## DATASET ENTRIES
● ● ● ● ●

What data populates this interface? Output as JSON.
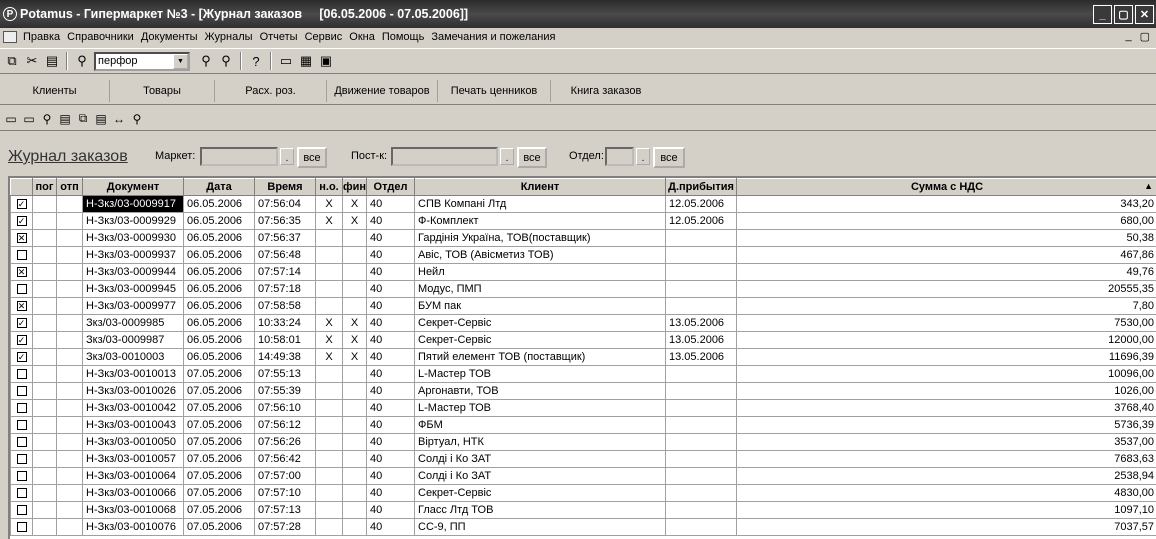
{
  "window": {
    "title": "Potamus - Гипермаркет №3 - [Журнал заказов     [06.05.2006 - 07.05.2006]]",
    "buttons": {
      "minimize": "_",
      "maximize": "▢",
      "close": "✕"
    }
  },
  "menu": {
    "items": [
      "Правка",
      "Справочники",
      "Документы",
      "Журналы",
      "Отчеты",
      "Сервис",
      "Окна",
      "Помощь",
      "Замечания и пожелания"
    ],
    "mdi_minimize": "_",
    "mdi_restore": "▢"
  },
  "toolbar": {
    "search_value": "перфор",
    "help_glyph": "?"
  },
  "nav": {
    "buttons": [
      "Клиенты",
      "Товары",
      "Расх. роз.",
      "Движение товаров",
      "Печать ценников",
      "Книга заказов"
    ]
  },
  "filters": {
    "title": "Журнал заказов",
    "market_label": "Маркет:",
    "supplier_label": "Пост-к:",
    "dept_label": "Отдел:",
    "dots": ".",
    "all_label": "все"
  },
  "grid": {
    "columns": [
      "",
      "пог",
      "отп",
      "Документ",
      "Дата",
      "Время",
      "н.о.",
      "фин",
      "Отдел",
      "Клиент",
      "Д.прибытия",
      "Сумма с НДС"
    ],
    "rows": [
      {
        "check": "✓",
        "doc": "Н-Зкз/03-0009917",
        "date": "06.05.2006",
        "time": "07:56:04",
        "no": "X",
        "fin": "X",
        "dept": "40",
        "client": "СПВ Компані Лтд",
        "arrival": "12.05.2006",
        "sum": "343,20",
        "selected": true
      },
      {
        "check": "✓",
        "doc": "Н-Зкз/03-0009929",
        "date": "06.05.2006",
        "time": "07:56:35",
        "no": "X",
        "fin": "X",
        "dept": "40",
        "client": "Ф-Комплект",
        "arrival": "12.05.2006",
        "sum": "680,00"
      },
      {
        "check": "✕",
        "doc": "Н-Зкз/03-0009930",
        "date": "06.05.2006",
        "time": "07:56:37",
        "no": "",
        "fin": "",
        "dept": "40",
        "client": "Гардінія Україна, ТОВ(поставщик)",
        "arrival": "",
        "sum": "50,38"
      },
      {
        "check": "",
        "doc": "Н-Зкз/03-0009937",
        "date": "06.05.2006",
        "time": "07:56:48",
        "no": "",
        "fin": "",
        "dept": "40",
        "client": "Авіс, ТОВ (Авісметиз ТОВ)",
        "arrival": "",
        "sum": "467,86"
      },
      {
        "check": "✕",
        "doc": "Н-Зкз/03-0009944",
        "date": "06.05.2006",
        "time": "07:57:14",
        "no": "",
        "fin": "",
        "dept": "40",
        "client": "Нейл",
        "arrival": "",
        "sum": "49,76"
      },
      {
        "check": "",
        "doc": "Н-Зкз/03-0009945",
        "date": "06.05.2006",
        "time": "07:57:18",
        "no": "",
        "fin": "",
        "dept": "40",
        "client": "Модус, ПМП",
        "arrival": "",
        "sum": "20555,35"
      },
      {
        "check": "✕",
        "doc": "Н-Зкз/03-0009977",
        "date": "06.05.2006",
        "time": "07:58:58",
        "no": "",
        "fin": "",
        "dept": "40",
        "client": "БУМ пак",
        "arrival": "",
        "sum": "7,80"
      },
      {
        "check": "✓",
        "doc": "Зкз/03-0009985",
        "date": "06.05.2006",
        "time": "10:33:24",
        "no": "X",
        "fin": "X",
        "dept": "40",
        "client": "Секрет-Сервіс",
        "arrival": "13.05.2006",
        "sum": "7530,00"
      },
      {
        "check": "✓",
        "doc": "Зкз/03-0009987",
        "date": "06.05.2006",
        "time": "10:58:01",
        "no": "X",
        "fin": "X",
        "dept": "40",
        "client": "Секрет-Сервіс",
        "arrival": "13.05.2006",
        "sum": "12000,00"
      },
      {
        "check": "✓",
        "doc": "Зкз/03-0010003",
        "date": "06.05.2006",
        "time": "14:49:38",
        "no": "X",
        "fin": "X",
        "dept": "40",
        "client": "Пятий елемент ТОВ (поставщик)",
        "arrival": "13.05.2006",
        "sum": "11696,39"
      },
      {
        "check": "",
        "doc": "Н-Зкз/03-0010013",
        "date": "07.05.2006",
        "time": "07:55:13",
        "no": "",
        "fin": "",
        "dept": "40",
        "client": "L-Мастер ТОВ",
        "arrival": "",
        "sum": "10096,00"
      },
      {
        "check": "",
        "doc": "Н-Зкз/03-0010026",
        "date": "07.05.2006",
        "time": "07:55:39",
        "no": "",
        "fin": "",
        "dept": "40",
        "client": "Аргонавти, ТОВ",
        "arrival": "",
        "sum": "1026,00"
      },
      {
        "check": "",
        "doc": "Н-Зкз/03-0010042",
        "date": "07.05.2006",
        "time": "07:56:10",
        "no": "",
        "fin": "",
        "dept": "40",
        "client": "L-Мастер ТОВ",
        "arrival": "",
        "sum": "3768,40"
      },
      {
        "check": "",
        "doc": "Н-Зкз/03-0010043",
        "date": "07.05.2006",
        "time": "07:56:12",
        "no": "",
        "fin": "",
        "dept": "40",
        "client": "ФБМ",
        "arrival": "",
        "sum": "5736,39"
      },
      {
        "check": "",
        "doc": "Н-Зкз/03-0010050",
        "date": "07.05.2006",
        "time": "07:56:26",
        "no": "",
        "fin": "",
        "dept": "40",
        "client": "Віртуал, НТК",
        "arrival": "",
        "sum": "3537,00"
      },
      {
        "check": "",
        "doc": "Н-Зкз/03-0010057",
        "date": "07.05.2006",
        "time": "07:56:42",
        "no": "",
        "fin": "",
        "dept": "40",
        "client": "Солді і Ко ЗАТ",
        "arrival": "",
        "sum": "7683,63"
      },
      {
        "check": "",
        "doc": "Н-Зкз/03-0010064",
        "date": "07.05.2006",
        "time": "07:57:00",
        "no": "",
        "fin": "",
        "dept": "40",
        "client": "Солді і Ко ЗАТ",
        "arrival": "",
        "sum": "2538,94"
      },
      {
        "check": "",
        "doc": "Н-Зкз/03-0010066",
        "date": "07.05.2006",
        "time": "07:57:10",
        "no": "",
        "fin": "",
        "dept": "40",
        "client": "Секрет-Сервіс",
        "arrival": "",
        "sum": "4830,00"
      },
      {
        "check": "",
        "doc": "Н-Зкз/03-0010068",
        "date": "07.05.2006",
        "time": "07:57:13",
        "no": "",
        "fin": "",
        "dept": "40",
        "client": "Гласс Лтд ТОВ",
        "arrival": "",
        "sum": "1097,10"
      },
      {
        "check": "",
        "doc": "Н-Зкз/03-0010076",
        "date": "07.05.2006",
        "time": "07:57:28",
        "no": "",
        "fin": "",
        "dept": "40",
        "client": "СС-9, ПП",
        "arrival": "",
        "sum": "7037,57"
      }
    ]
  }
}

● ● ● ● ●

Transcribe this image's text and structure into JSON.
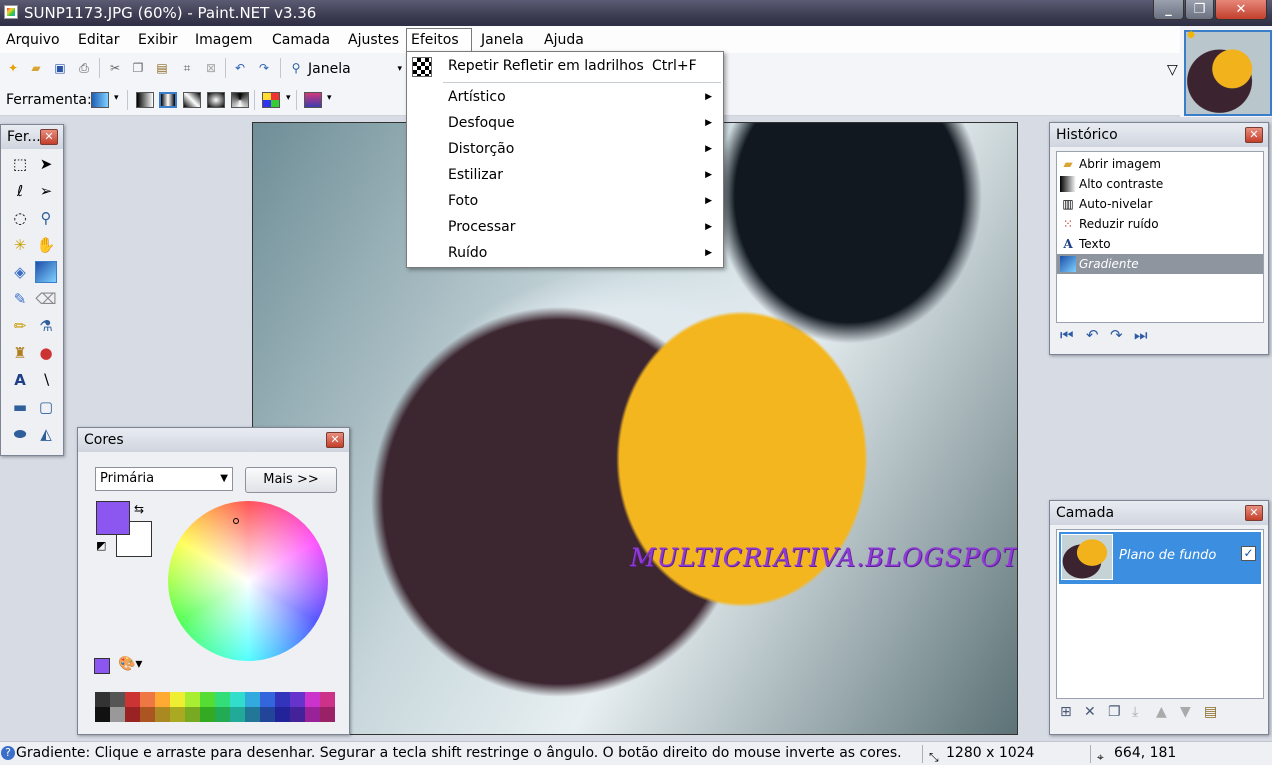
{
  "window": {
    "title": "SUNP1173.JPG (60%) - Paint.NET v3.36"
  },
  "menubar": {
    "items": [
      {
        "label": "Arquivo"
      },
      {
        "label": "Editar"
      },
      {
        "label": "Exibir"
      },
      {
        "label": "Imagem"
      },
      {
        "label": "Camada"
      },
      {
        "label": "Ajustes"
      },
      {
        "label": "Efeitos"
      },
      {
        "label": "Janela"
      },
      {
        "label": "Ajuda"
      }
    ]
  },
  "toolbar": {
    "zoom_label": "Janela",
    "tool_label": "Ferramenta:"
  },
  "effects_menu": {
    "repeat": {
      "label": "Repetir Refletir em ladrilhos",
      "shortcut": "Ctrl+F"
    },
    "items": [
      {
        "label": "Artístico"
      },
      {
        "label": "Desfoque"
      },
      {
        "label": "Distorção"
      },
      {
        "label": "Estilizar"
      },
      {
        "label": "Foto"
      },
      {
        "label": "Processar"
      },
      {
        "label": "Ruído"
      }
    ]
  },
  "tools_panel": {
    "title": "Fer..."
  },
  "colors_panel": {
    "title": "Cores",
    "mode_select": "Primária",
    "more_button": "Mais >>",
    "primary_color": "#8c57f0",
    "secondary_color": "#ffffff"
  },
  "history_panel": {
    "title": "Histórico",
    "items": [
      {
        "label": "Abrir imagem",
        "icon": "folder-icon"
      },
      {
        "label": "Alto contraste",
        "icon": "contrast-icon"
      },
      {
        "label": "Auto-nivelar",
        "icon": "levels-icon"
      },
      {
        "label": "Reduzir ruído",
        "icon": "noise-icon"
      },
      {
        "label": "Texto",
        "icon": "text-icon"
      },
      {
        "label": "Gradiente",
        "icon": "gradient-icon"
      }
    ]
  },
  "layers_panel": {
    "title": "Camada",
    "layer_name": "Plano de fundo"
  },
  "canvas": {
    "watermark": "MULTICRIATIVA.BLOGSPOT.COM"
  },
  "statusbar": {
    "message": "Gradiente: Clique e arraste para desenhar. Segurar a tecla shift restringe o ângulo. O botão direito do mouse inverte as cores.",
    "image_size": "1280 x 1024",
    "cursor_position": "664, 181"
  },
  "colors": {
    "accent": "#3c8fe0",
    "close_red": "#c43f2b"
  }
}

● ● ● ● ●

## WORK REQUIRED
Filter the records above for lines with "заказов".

## YOUR RESPONSE
    "title": "Potamus - Гипермаркет №3 - [Журнал заказов     [06.05.2006 - 07.05.2006]]",
      "Книга заказов"
    "title": "Журнал заказов",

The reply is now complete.